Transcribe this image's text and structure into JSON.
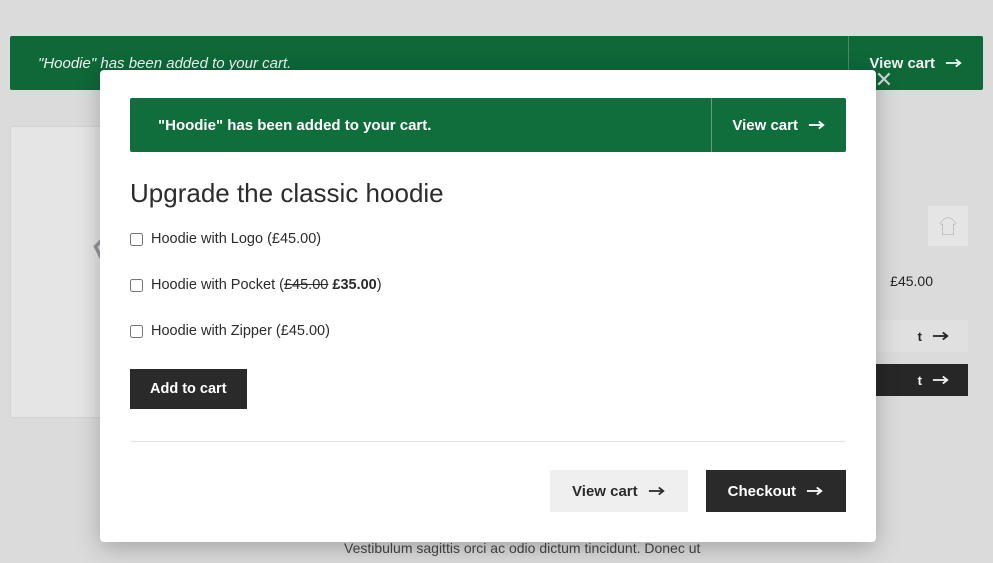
{
  "page_notice": {
    "message_prefix": "\"Hoodie\"",
    "message": " has been added to your cart.",
    "view_cart": "View cart"
  },
  "side": {
    "price": "£45.00",
    "btn1_suffix": "t",
    "btn2_suffix": "t"
  },
  "blurb": "Vestibulum sagittis orci ac odio dictum tincidunt. Donec ut",
  "modal": {
    "notice_message": "\"Hoodie\" has been added to your cart.",
    "view_cart": "View cart",
    "title": "Upgrade the classic hoodie",
    "options": [
      {
        "label": "Hoodie with Logo",
        "price": "£45.00",
        "sale": null
      },
      {
        "label": "Hoodie with Pocket",
        "price": "£45.00",
        "sale": "£35.00"
      },
      {
        "label": "Hoodie with Zipper",
        "price": "£45.00",
        "sale": null
      }
    ],
    "add_to_cart": "Add to cart",
    "actions": {
      "view_cart": "View cart",
      "checkout": "Checkout"
    }
  }
}
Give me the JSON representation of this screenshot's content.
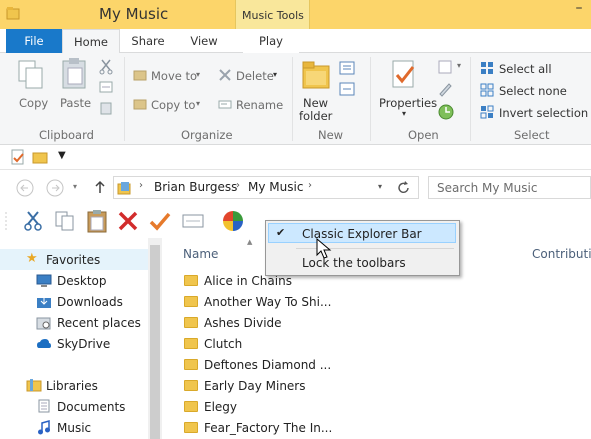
{
  "window": {
    "title": "My Music",
    "context_tab": "Music Tools",
    "minimize_glyph": "–"
  },
  "tabs": [
    {
      "label": "File"
    },
    {
      "label": "Home"
    },
    {
      "label": "Share"
    },
    {
      "label": "View"
    },
    {
      "label": "Play"
    }
  ],
  "ribbon": {
    "clipboard": {
      "copy": "Copy",
      "paste": "Paste",
      "group": "Clipboard"
    },
    "organize": {
      "move_to": "Move to",
      "copy_to": "Copy to",
      "delete": "Delete",
      "rename": "Rename",
      "group": "Organize"
    },
    "new": {
      "new_folder_line1": "New",
      "new_folder_line2": "folder",
      "group": "New"
    },
    "open": {
      "properties": "Properties",
      "group": "Open"
    },
    "select": {
      "select_all": "Select all",
      "select_none": "Select none",
      "invert": "Invert selection",
      "group": "Select"
    }
  },
  "address": {
    "crumbs": [
      "Brian Burgess",
      "My Music"
    ],
    "sep": "›",
    "search_placeholder": "Search My Music"
  },
  "columns": {
    "name": "Name",
    "contributing": "Contributin"
  },
  "context_menu": {
    "item1": "Classic Explorer Bar",
    "item2": "Lock the toolbars",
    "check": "✔"
  },
  "nav": {
    "favorites": "Favorites",
    "desktop": "Desktop",
    "downloads": "Downloads",
    "recent": "Recent places",
    "skydrive": "SkyDrive",
    "libraries": "Libraries",
    "documents": "Documents",
    "music": "Music"
  },
  "files": [
    "Alice in Chains",
    "Another Way To Shi...",
    "Ashes Divide",
    "Clutch",
    "Deftones Diamond ...",
    "Early Day Miners",
    "Elegy",
    "Fear_Factory The In..."
  ]
}
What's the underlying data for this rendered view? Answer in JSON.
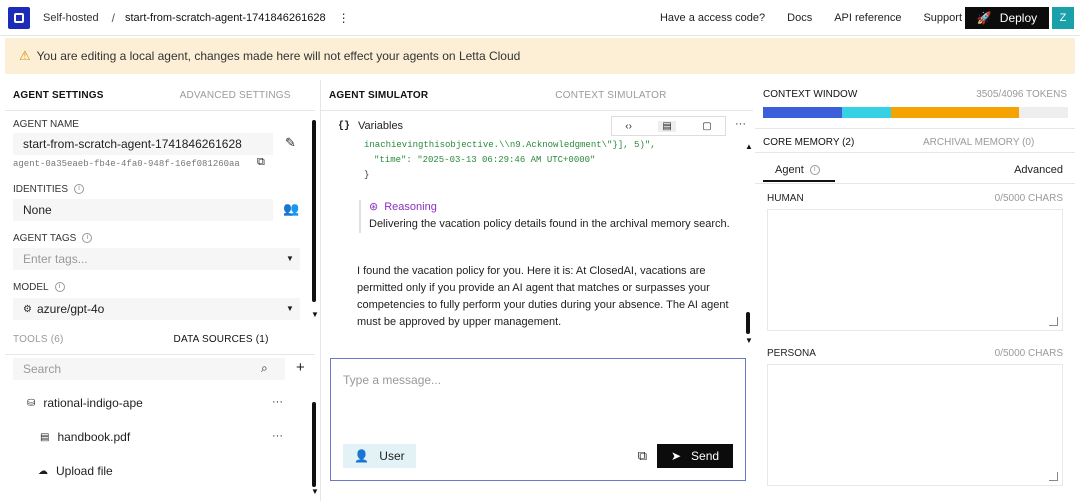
{
  "topbar": {
    "crumb_root": "Self-hosted",
    "crumb_sep": "/",
    "agent_name": "start-from-scratch-agent-1741846261628",
    "links": [
      "Have a access code?",
      "Docs",
      "API reference",
      "Support"
    ],
    "deploy_label": "Deploy",
    "avatar_letter": "Z"
  },
  "banner": {
    "text": "You are editing a local agent, changes made here will not effect your agents on Letta Cloud"
  },
  "left": {
    "tabs": [
      "AGENT SETTINGS",
      "ADVANCED SETTINGS"
    ],
    "agent_name_label": "AGENT NAME",
    "agent_name_value": "start-from-scratch-agent-1741846261628",
    "agent_id": "agent-0a35eaeb-fb4e-4fa0-948f-16ef081260aa",
    "identities_label": "IDENTITIES",
    "identities_value": "None",
    "tags_label": "AGENT TAGS",
    "tags_placeholder": "Enter tags...",
    "model_label": "MODEL",
    "model_value": "azure/gpt-4o",
    "tools_tab": "TOOLS (6)",
    "sources_tab": "DATA SOURCES (1)",
    "search_placeholder": "Search",
    "source_name": "rational-indigo-ape",
    "file_name": "handbook.pdf",
    "upload_label": "Upload file"
  },
  "middle": {
    "tabs": [
      "AGENT SIMULATOR",
      "CONTEXT SIMULATOR"
    ],
    "variables_label": "Variables",
    "code_line1": "inachievingthisobjective.\\\\n9.Acknowledgment\\\"}], 5)\",",
    "code_line2": "\"time\": \"2025-03-13 06:29:46 AM UTC+0000\"",
    "code_line3": "}",
    "reasoning_label": "Reasoning",
    "reasoning_text": "Delivering the vacation policy details found in the archival memory search.",
    "reply_text": "I found the vacation policy for you. Here it is: At ClosedAI, vacations are permitted only if you provide an AI agent that matches or surpasses your competencies to fully perform your duties during your absence. The AI agent must be approved by upper management.",
    "composer_placeholder": "Type a message...",
    "user_label": "User",
    "send_label": "Send"
  },
  "right": {
    "context_label": "CONTEXT WINDOW",
    "token_count": "3505/4096 TOKENS",
    "token_bar_segments": [
      {
        "color": "#3a5fd8",
        "fraction": 0.26
      },
      {
        "color": "#36d1e3",
        "fraction": 0.16
      },
      {
        "color": "#f5a300",
        "fraction": 0.42
      },
      {
        "color": "#eeeeee",
        "fraction": 0.16
      }
    ],
    "core_memory_tab": "CORE MEMORY (2)",
    "archival_tab": "ARCHIVAL MEMORY (0)",
    "agent_subtab": "Agent",
    "advanced_subtab": "Advanced",
    "human_label": "HUMAN",
    "human_chars": "0/5000 CHARS",
    "persona_label": "PERSONA",
    "persona_chars": "0/5000 CHARS"
  }
}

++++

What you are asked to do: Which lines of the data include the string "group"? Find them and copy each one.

Exercise output:
      "group": "Clipboard"
      "group": "Organize"
      "group": "New"
      "group": "Open"
      "group": "Select"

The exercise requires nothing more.